Kanopy Study Shows Collection
Diversity in Streaming Video is Very
Important to Libraries
A primary mission shared by both academic and public libraries is to meet the streaming video needs of students and patrons for diverse and inclusive content such as African American Studies, LGBTQ+ Studies, Women’s Studies, Disabilities Studies and more. Preliminary results of a Kanopy survey of more than 960 librarians, publicly available January 2021, show that 94% of academic and 86% of public libraries say Collection Diversity is “very important” to “important.” Yet only 26% and 29% respectively say they are fully meeting their users’ needs for such content.
“With such a large student body, at an urban institution, DEI (Diversity, Equity and Inclusion) is a huge “issue” on campus, meaning that there is a huge interest in all aspects at every level of the institution,” explained one academic librarian who participated in the survey.
“Our community is diverse. Many languages other than English are spoken in the homes of our patrons, we also serve a community that is very diverse in age, income level, education level, etc. More than 30% of our service population were born outside the US. We need a diverse collection to meet the diverse needs of our diverse community,” added a public library survey participant.

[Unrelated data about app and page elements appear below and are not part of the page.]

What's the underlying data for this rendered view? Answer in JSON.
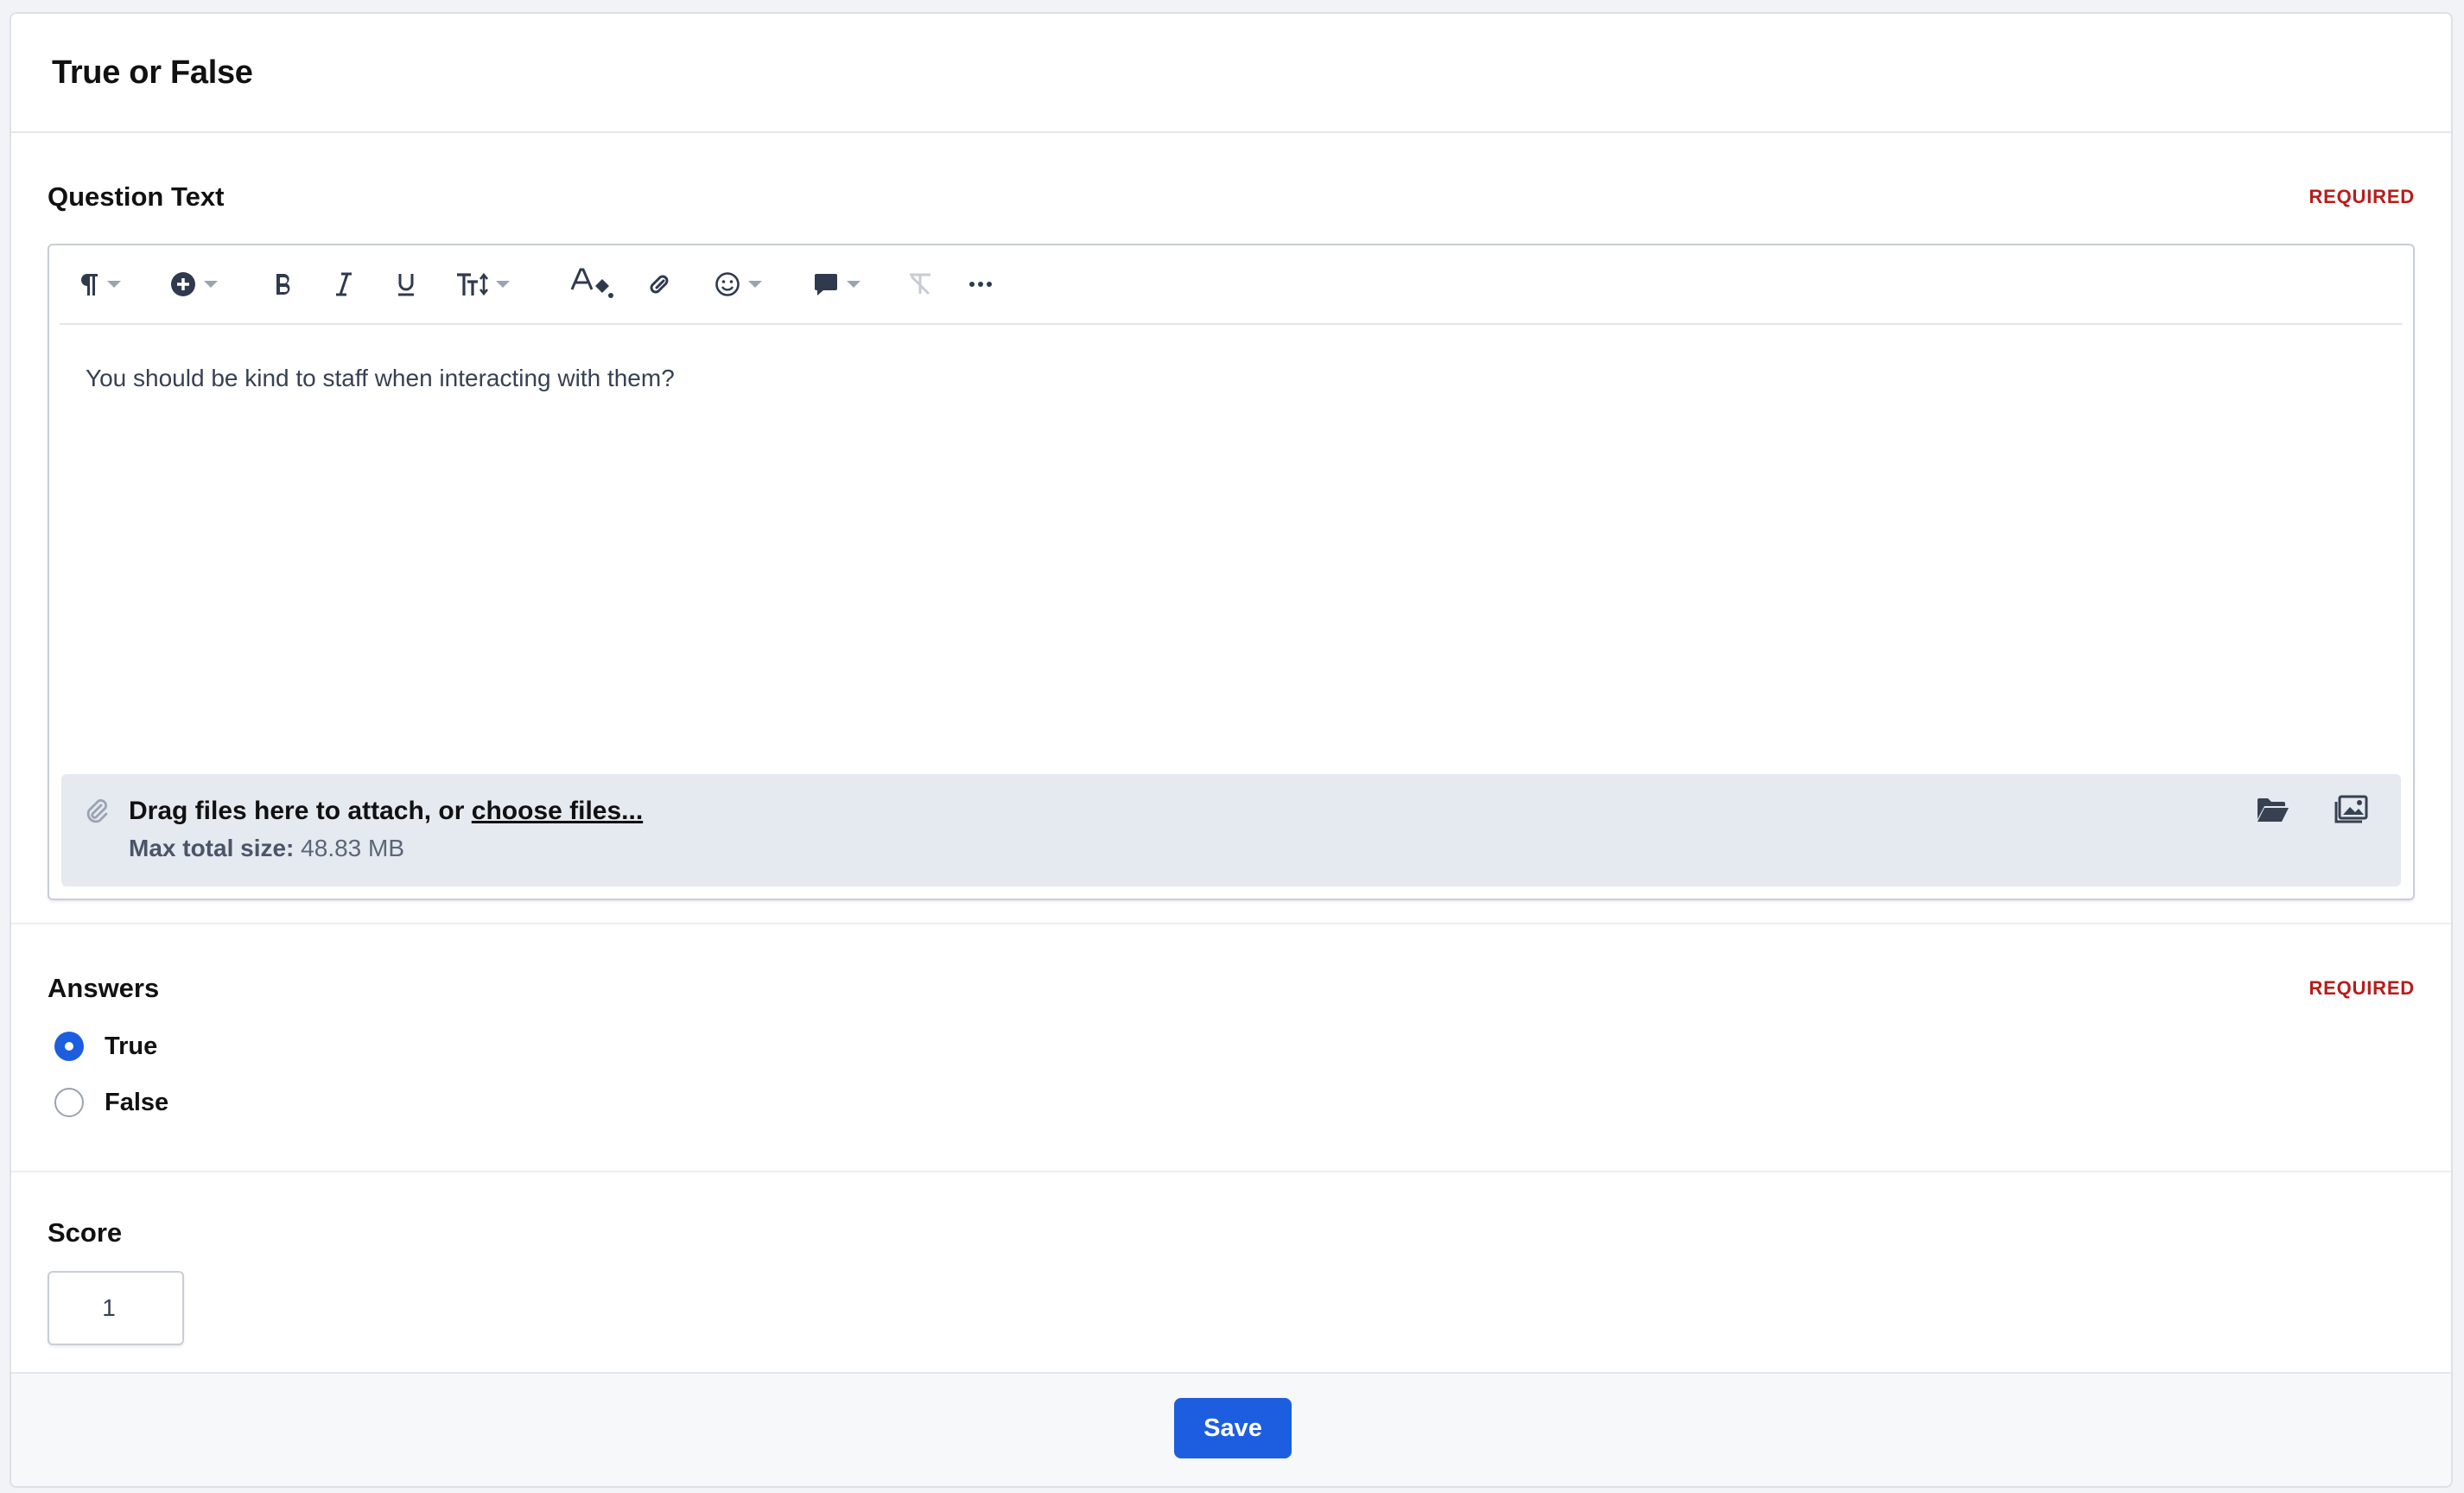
{
  "page": {
    "title": "True or False"
  },
  "question_text": {
    "label": "Question Text",
    "required_badge": "REQUIRED",
    "body": "You should be kind to staff when interacting with them?",
    "toolbar": [
      "paragraph-icon",
      "insert-icon",
      "bold-icon",
      "italic-icon",
      "underline-icon",
      "text-size-icon",
      "text-color-icon",
      "link-icon",
      "emoji-icon",
      "comment-icon",
      "clear-format-icon",
      "more-icon"
    ],
    "attach": {
      "prefix": "Drag files here to attach, or ",
      "link": "choose files...",
      "max_label": "Max total size:",
      "max_value": "48.83 MB"
    }
  },
  "answers": {
    "label": "Answers",
    "required_badge": "REQUIRED",
    "options": [
      {
        "label": "True",
        "selected": true
      },
      {
        "label": "False",
        "selected": false
      }
    ]
  },
  "score": {
    "label": "Score",
    "value": "1"
  },
  "footer": {
    "save_label": "Save"
  },
  "colors": {
    "accent": "#1d5ee0",
    "required": "#b91c1c"
  }
}
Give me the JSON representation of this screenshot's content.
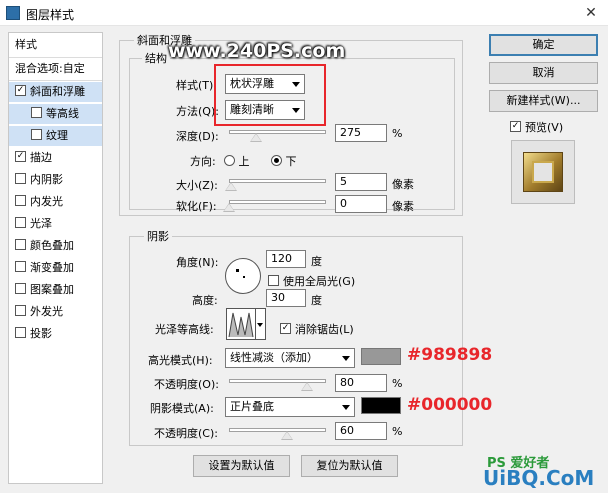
{
  "window": {
    "title": "图层样式",
    "close": "✕"
  },
  "watermark_top": "www.240PS.com",
  "watermark_bottom": "UiBQ.CoM",
  "watermark_logo": "PS 爱好者",
  "sidebar": {
    "heading": "样式",
    "blend": "混合选项:自定",
    "items": [
      {
        "label": "斜面和浮雕",
        "checked": true,
        "selected": true,
        "sub": false
      },
      {
        "label": "等高线",
        "checked": false,
        "selected": true,
        "sub": true
      },
      {
        "label": "纹理",
        "checked": false,
        "selected": true,
        "sub": true
      },
      {
        "label": "描边",
        "checked": true,
        "selected": false,
        "sub": false
      },
      {
        "label": "内阴影",
        "checked": false,
        "selected": false,
        "sub": false
      },
      {
        "label": "内发光",
        "checked": false,
        "selected": false,
        "sub": false
      },
      {
        "label": "光泽",
        "checked": false,
        "selected": false,
        "sub": false
      },
      {
        "label": "颜色叠加",
        "checked": false,
        "selected": false,
        "sub": false
      },
      {
        "label": "渐变叠加",
        "checked": false,
        "selected": false,
        "sub": false
      },
      {
        "label": "图案叠加",
        "checked": false,
        "selected": false,
        "sub": false
      },
      {
        "label": "外发光",
        "checked": false,
        "selected": false,
        "sub": false
      },
      {
        "label": "投影",
        "checked": false,
        "selected": false,
        "sub": false
      }
    ]
  },
  "bevel": {
    "section_title": "斜面和浮雕",
    "struct_title": "结构",
    "style_label": "样式(T):",
    "style_value": "枕状浮雕",
    "method_label": "方法(Q):",
    "method_value": "雕刻清晰",
    "depth_label": "深度(D):",
    "depth_value": "275",
    "depth_unit": "%",
    "depth_fraction": 0.28,
    "direction_label": "方向:",
    "dir_up": "上",
    "dir_down": "下",
    "size_label": "大小(Z):",
    "size_value": "5",
    "size_unit": "像素",
    "size_fraction": 0.02,
    "soften_label": "软化(F):",
    "soften_value": "0",
    "soften_unit": "像素",
    "soften_fraction": 0.0
  },
  "shading": {
    "title": "阴影",
    "angle_label": "角度(N):",
    "angle_value": "120",
    "angle_unit": "度",
    "global_light": "使用全局光(G)",
    "altitude_label": "高度:",
    "altitude_value": "30",
    "altitude_unit": "度",
    "gloss_label": "光泽等高线:",
    "antialias": "消除锯齿(L)",
    "highlight_label": "高光模式(H):",
    "highlight_mode": "线性减淡（添加）",
    "highlight_color": "#989898",
    "highlight_color_text": "#989898",
    "opacity1_label": "不透明度(O):",
    "opacity1_value": "80",
    "opacity1_unit": "%",
    "opacity1_fraction": 0.8,
    "shadow_label": "阴影模式(A):",
    "shadow_mode": "正片叠底",
    "shadow_color": "#000000",
    "shadow_color_text": "#000000",
    "opacity2_label": "不透明度(C):",
    "opacity2_value": "60",
    "opacity2_unit": "%",
    "opacity2_fraction": 0.6
  },
  "buttons": {
    "set_default": "设置为默认值",
    "reset_default": "复位为默认值",
    "ok": "确定",
    "cancel": "取消",
    "new_style": "新建样式(W)...",
    "preview": "预览(V)"
  },
  "colors": {
    "annotation_red": "#e8262b",
    "accent_blue": "#3c7fb1"
  }
}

“We are currently engaged in an evaluation of the diversity of our whole collection. It is a slow process as there has not been standards across the industries involved for measuring diversity. Our existing catalogue has no easy way to measure diversity…,” wrote another public library participant.
Kanopy is helping more than 4,000 academic and public libraries around the globe fulfill the need for Collection Diversity with a growing selection of films, many of which are unavailable on any other streaming video platform. The company currently offers more than 30,000 titles—many of which are categorized as diverse—including a rich selection of non-English language titles.
Examples of Kanopy’s content focused on diversity, include:
- Skin: Inspired by real-life events, this Oscar-winner is set in a small supermarket in a blue-collar town, where a black man smiles at a 10-year-old white boy across the checkout aisle. This innocuous moment sends two gangs into a ruthless war that ends with a shocking backlash. SKIN was the Winner of the 2019 Academy Award for Best Live Action Short Film.
- I Am Not Your Negro: This Oscar-nominated documentary narrated by Samuel L. Jackson explores the continued peril America faces from institutionalized racism.
- Latinos Beyond Reel: Filmmakers Miguel Picker and Chyng Sun examine how US news and entertainment media portray — and do not portray — Latinos.
- Race – The Power of an Illusion: This film questions the very idea of race as innate biology, suggesting that a belief in inborn racial difference is no sounder than believing that the sun revolves around the earth.
- A Brave Heart: The Lizzie Velasquez Story – This award-winning documentary follows Lizzie’s triumphant journey to the other side of bullying, encouraging a more positive online environment.
- Stonewall Uprising: This film explores how In the early morning hours of June 28, 1969, police raided the Stonewall Inn, a popular gay bar in the Greenwich Village section of New York City. Such raids were not unusual in the late 1960s, an era when homosexuality was banned in 49 out of 50 states. That night, however, the street erupted into violent protests and demonstrations that lasted for the next six days.
“Kanopy recognizes that identifying diversity gaps in a library’s collection and finding resources to fill them can be challenging from both a time and financial standpoint,” said Kanopy CEO Kevin Sayar. “We aim to continually work with our suppliers to make it easy and affordable for libraries to meet their Collection Diversity goals.”